-- We are disappointed that few of the people who signed up for the CHATs actually participate in webinars. We anticipate that when the Clean Power Plan hits the news this summer, we’ll see a spike in engagement. In the meantime, Paz will try to establish regular direct contact with team leaders and to bring in leaders in more states.

-- Media work on climate. Another of the goals we set in November was to place PSR climate experts on TV/radio to speak about the health benefits of energy efficiency and clean energy. We have not secured funding for media work. A real media campaign would require substantial amounts of money, i.e. foundation-level support. However we hope for modest funding from the Climate Action Campaign (supported by the major environmental organizations) for pass-through grants to several chapters, supporting them to get earned media and otherwise make their support for the Clean Power Plan visible to U.S. senators. We did get in-kind media support from
Climate Nexus, whose staff drafted several op-eds for our members to sign and pitched them to newspapers.  

-- Educating health professionals on climate. One of our goals is to increase the number of health professionals working on the climate issue. We are currently exploring holding a health professionals training event in September, piggybacking on our planned chapter and member meeting. Catherine is leading outreach to health organizations active with us in the EcoAmerica project. The U.S. Climate & Health Alliance and Health Care without Harm are our partners in the initial planning; APHA, AAP, American Lung Association and American Thoracic Society are potential future partners. We have also engaged with George Mason University to develop CME climate and health curriculum. We have provided initial feedback on heat management and have several board members willing to edit as well. We hope to work with National Medical Association and AAP as well and are pursuing other funding sources for this from health systems and foundations.

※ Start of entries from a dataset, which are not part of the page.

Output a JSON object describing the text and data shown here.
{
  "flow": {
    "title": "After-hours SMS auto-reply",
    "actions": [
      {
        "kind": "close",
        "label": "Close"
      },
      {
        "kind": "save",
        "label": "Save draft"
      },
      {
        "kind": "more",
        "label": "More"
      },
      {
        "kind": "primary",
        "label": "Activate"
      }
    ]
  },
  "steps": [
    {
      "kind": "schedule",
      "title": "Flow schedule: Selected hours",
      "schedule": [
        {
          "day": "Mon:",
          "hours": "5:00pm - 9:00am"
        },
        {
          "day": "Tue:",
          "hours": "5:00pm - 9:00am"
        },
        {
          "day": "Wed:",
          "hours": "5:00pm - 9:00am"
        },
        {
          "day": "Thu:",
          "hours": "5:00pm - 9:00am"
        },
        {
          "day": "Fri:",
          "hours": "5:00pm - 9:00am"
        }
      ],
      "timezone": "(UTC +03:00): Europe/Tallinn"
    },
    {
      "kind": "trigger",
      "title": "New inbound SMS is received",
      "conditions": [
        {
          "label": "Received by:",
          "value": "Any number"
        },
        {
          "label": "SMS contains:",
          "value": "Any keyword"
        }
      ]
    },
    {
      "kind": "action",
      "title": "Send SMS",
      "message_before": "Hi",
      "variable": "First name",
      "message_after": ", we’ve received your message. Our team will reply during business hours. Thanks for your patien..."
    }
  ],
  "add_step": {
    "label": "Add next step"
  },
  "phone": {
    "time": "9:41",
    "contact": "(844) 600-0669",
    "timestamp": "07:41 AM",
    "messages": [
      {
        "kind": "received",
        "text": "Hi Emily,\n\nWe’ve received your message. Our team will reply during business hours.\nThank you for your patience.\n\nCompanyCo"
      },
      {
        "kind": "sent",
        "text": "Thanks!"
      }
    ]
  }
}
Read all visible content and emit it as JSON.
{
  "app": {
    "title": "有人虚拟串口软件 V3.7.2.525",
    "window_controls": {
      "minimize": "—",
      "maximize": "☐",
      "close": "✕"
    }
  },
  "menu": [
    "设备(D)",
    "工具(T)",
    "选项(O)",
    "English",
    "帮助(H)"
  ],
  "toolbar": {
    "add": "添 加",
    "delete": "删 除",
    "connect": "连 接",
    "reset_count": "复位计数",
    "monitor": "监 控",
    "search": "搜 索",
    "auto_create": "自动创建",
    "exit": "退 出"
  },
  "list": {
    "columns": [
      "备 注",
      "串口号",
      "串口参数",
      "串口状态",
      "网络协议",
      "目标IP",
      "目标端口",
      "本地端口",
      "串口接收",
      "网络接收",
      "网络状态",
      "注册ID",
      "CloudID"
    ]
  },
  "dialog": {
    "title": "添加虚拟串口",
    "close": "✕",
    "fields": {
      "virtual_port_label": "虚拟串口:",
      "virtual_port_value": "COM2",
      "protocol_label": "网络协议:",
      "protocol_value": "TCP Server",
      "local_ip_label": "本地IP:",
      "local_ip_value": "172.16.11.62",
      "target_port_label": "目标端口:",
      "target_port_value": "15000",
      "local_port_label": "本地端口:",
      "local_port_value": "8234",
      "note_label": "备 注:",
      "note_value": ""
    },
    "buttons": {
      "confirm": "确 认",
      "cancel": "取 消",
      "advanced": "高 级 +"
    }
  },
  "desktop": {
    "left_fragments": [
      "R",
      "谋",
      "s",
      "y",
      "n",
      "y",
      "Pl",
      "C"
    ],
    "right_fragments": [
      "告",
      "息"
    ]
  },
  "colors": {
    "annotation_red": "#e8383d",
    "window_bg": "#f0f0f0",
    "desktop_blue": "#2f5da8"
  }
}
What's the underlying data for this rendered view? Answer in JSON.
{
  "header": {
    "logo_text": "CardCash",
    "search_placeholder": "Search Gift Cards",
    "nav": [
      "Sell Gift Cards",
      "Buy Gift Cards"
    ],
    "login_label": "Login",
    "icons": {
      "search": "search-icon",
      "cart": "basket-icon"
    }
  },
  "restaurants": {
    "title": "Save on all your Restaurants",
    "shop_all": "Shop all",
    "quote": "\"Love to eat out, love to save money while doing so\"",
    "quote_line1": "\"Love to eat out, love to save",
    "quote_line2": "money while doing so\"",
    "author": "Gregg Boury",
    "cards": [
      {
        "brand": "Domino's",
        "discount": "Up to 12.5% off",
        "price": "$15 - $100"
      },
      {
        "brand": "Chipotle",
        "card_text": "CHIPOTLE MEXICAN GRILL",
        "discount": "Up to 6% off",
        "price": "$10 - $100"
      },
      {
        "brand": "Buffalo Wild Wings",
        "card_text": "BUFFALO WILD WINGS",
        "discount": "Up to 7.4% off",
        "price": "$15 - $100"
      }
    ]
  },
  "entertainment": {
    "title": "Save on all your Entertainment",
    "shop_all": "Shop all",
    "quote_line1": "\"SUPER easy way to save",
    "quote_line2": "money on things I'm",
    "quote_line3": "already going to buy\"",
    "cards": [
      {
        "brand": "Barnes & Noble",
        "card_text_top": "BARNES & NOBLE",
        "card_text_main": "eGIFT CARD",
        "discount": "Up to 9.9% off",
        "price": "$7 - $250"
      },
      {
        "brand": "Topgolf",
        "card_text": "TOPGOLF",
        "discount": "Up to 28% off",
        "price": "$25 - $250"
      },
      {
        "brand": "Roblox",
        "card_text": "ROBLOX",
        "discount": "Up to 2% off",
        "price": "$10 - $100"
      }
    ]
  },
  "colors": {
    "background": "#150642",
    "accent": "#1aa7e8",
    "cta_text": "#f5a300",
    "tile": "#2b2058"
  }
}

-- Methane. As the fight over coal heats up, so will the debate about the appropriate role for natural gas. We plan to weigh in on that debate with a report on the health effects of natural gas – toxics associated with fracking and climate impacts of methane leaks. I (Barb) will write that report, and I’m pleased to say that when I announced it at a recent meeting of national groups working on methane regulation, it was received with real enthusiasm. Our allies are clear that the health impacts of methane are the critical piece of the argument and they are eager to get the report. There was a similar response when I met with EPA and White House staff. Thanks to last summer's work on fracking, I have a head start on outlining the report’s scope, content and sources, and have begun to
identify more current source materials. We will also seek funds to support work on fracking, both by the national office and by various chapters. We are seeking funds to pursue another of the goals we set, which is to slow construction of new export facilities for fossil fuels. PSR chapters are battling or plan to battle proposed energy export hubs (transportation, processing and export of oil or liquefied natural gas) in Washington State, Oregon, New York State, Pennsylvania and Maryland.

-- Divestment. We also agreed to explore opportunities for action regarding divestment in fossil fuel companies by universities with medical or public health schools or hospital systems. I am in dialogue with Health Care Without Harm about collaborating in their divestment efforts by providing health professionals to speak about the health impacts associated with coal. Stay tuned.

-- Coal ash. Barb has been asked to edit a report on coal ash and water contamination, in exchange for the report appearing in the name of PSR. Courtesy of our good friends at Earthjustice.

Next Board Meetings:
• Short Board meeting: May 30, 2015-1-3 pm ET
• Fall meeting, DC: November 12-14, 2015

Chapter Leaders and Members Meetings:
• Members meeting: September 20, 2015 (Sunday)
• Lobby Day for Leaders and Members: September 21, 2015 (Monday)

Mission Statement

PREVENTING WHAT WE CANNOT CURE: Physicians for Social Responsibility is the medical and public health voice working to prevent the use or spread of nuclear weapons and to slow, stop and reverse global warming and the toxic degradation of the environment.